Dataset rows for apps and sites:
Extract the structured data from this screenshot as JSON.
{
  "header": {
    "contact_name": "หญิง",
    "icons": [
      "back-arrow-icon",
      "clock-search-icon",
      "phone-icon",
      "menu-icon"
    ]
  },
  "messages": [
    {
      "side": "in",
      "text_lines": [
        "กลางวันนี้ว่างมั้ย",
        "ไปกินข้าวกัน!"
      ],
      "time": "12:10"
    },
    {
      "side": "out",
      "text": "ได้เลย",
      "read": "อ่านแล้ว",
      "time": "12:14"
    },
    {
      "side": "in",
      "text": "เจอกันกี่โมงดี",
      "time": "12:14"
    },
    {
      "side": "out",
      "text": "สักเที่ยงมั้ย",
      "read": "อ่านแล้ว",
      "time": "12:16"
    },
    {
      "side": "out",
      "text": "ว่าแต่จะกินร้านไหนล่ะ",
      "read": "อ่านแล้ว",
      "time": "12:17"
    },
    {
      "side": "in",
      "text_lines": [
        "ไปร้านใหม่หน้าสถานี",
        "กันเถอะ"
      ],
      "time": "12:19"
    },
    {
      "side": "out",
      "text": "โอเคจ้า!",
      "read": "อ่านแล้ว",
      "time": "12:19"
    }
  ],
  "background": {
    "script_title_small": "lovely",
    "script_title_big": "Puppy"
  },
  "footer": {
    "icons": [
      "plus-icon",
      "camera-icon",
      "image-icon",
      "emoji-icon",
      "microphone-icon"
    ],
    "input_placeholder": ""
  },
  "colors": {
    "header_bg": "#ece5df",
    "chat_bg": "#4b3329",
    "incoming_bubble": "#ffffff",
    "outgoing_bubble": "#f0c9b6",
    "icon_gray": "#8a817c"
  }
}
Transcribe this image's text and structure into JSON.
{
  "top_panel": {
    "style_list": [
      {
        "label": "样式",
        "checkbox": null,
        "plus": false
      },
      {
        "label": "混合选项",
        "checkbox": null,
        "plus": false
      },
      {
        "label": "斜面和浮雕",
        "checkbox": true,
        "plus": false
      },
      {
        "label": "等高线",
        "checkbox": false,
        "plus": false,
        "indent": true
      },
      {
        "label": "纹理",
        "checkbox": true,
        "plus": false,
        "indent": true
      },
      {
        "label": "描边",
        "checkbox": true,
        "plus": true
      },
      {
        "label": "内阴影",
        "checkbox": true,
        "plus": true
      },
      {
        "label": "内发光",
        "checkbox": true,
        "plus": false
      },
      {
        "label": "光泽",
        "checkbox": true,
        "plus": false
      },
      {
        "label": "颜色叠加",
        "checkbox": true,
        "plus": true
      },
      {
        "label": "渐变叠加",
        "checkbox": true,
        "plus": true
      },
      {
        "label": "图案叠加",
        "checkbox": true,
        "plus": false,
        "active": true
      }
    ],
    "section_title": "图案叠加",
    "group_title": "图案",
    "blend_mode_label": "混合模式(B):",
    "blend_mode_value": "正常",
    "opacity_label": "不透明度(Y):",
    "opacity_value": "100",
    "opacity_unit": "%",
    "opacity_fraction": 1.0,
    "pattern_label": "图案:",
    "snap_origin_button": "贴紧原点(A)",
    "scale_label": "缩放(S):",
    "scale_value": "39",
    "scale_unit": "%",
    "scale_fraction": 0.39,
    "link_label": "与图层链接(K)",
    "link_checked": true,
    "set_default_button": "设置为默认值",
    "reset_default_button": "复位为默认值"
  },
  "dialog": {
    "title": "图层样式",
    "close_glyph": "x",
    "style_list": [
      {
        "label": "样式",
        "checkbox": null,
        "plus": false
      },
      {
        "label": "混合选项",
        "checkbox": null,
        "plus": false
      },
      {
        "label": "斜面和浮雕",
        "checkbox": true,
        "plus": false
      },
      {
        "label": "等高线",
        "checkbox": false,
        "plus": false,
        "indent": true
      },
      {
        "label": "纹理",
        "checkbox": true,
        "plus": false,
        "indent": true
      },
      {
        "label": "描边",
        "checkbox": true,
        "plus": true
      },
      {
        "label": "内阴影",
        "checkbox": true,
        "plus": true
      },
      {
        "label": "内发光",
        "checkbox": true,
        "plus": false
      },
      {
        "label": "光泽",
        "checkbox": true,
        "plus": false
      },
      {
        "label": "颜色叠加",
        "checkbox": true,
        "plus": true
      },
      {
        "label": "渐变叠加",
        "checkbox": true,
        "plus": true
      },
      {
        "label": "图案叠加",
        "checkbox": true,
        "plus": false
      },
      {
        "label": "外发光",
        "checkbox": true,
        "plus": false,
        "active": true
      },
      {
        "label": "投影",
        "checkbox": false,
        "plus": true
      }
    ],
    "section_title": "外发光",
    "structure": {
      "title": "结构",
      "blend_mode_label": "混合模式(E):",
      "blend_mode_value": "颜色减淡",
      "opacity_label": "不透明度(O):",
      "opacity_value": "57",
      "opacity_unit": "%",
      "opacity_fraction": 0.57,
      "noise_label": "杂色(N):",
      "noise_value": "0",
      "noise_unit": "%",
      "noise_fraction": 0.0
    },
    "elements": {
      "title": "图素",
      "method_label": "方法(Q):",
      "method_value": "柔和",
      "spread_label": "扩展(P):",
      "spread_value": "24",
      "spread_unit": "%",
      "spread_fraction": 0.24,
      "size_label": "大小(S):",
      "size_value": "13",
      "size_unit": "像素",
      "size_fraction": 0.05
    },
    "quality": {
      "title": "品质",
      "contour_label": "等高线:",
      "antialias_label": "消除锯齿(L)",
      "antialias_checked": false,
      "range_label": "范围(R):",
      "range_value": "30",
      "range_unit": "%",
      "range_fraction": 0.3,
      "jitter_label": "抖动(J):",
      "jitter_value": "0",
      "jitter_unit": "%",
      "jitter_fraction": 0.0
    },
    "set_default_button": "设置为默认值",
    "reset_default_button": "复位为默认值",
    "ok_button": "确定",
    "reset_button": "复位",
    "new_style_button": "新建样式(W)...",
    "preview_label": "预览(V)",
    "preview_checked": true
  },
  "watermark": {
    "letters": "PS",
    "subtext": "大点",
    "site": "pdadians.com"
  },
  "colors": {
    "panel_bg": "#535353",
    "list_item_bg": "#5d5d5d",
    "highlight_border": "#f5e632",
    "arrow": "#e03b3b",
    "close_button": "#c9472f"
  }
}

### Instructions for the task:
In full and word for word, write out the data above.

### Solution below:
Extract the structured data from this screenshot as JSON.
{
  "header": {
    "contact_name": "หญิง",
    "icons": [
      "back-arrow-icon",
      "clock-search-icon",
      "phone-icon",
      "menu-icon"
    ]
  },
  "messages": [
    {
      "side": "in",
      "text_lines": [
        "กลางวันนี้ว่างมั้ย",
        "ไปกินข้าวกัน!"
      ],
      "time": "12:10"
    },
    {
      "side": "out",
      "text": "ได้เลย",
      "read": "อ่านแล้ว",
      "time": "12:14"
    },
    {
      "side": "in",
      "text": "เจอกันกี่โมงดี",
      "time": "12:14"
    },
    {
      "side": "out",
      "text": "สักเที่ยงมั้ย",
      "read": "อ่านแล้ว",
      "time": "12:16"
    },
    {
      "side": "out",
      "text": "ว่าแต่จะกินร้านไหนล่ะ",
      "read": "อ่านแล้ว",
      "time": "12:17"
    },
    {
      "side": "in",
      "text_lines": [
        "ไปร้านใหม่หน้าสถานี",
        "กันเถอะ"
      ],
      "time": "12:19"
    },
    {
      "side": "out",
      "text": "โอเคจ้า!",
      "read": "อ่านแล้ว",
      "time": "12:19"
    }
  ],
  "background": {
    "script_title_small": "lovely",
    "script_title_big": "Puppy"
  },
  "footer": {
    "icons": [
      "plus-icon",
      "camera-icon",
      "image-icon",
      "emoji-icon",
      "microphone-icon"
    ],
    "input_placeholder": ""
  },
  "colors": {
    "header_bg": "#ece5df",
    "chat_bg": "#4b3329",
    "incoming_bubble": "#ffffff",
    "outgoing_bubble": "#f0c9b6",
    "icon_gray": "#8a817c"
  }
}
Transcribe this image's text and structure into JSON.
{
  "top_panel": {
    "style_list": [
      {
        "label": "样式",
        "checkbox": null,
        "plus": false
      },
      {
        "label": "混合选项",
        "checkbox": null,
        "plus": false
      },
      {
        "label": "斜面和浮雕",
        "checkbox": true,
        "plus": false
      },
      {
        "label": "等高线",
        "checkbox": false,
        "plus": false,
        "indent": true
      },
      {
        "label": "纹理",
        "checkbox": true,
        "plus": false,
        "indent": true
      },
      {
        "label": "描边",
        "checkbox": true,
        "plus": true
      },
      {
        "label": "内阴影",
        "checkbox": true,
        "plus": true
      },
      {
        "label": "内发光",
        "checkbox": true,
        "plus": false
      },
      {
        "label": "光泽",
        "checkbox": true,
        "plus": false
      },
      {
        "label": "颜色叠加",
        "checkbox": true,
        "plus": true
      },
      {
        "label": "渐变叠加",
        "checkbox": true,
        "plus": true
      },
      {
        "label": "图案叠加",
        "checkbox": true,
        "plus": false,
        "active": true
      }
    ],
    "section_title": "图案叠加",
    "group_title": "图案",
    "blend_mode_label": "混合模式(B):",
    "blend_mode_value": "正常",
    "opacity_label": "不透明度(Y):",
    "opacity_value": "100",
    "opacity_unit": "%",
    "opacity_fraction": 1.0,
    "pattern_label": "图案:",
    "snap_origin_button": "贴紧原点(A)",
    "scale_label": "缩放(S):",
    "scale_value": "39",
    "scale_unit": "%",
    "scale_fraction": 0.39,
    "link_label": "与图层链接(K)",
    "link_checked": true,
    "set_default_button": "设置为默认值",
    "reset_default_button": "复位为默认值"
  },
  "dialog": {
    "title": "图层样式",
    "close_glyph": "x",
    "style_list": [
      {
        "label": "样式",
        "checkbox": null,
        "plus": false
      },
      {
        "label": "混合选项",
        "checkbox": null,
        "plus": false
      },
      {
        "label": "斜面和浮雕",
        "checkbox": true,
        "plus": false
      },
      {
        "label": "等高线",
        "checkbox": false,
        "plus": false,
        "indent": true
      },
      {
        "label": "纹理",
        "checkbox": true,
        "plus": false,
        "indent": true
      },
      {
        "label": "描边",
        "checkbox": true,
        "plus": true
      },
      {
        "label": "内阴影",
        "checkbox": true,
        "plus": true
      },
      {
        "label": "内发光",
        "checkbox": true,
        "plus": false
      },
      {
        "label": "光泽",
        "checkbox": true,
        "plus": false
      },
      {
        "label": "颜色叠加",
        "checkbox": true,
        "plus": true
      },
      {
        "label": "渐变叠加",
        "checkbox": true,
        "plus": true
      },
      {
        "label": "图案叠加",
        "checkbox": true,
        "plus": false
      },
      {
        "label": "外发光",
        "checkbox": true,
        "plus": false,
        "active": true
      },
      {
        "label": "投影",
        "checkbox": false,
        "plus": true
      }
    ],
    "section_title": "外发光",
    "structure": {
      "title": "结构",
      "blend_mode_label": "混合模式(E):",
      "blend_mode_value": "颜色减淡",
      "opacity_label": "不透明度(O):",
      "opacity_value": "57",
      "opacity_unit": "%",
      "opacity_fraction": 0.57,
      "noise_label": "杂色(N):",
      "noise_value": "0",
      "noise_unit": "%",
      "noise_fraction": 0.0
    },
    "elements": {
      "title": "图素",
      "method_label": "方法(Q):",
      "method_value": "柔和",
      "spread_label": "扩展(P):",
      "spread_value": "24",
      "spread_unit": "%",
      "spread_fraction": 0.24,
      "size_label": "大小(S):",
      "size_value": "13",
      "size_unit": "像素",
      "size_fraction": 0.05
    },
    "quality": {
      "title": "品质",
      "contour_label": "等高线:",
      "antialias_label": "消除锯齿(L)",
      "antialias_checked": false,
      "range_label": "范围(R):",
      "range_value": "30",
      "range_unit": "%",
      "range_fraction": 0.3,
      "jitter_label": "抖动(J):",
      "jitter_value": "0",
      "jitter_unit": "%",
      "jitter_fraction": 0.0
    },
    "set_default_button": "设置为默认值",
    "reset_default_button": "复位为默认值",
    "ok_button": "确定",
    "reset_button": "复位",
    "new_style_button": "新建样式(W)...",
    "preview_label": "预览(V)",
    "preview_checked": true
  },
  "watermark": {
    "letters": "PS",
    "subtext": "大点",
    "site": "pdadians.com"
  },
  "colors": {
    "panel_bg": "#535353",
    "list_item_bg": "#5d5d5d",
    "highlight_border": "#f5e632",
    "arrow": "#e03b3b",
    "close_button": "#c9472f"
  }
}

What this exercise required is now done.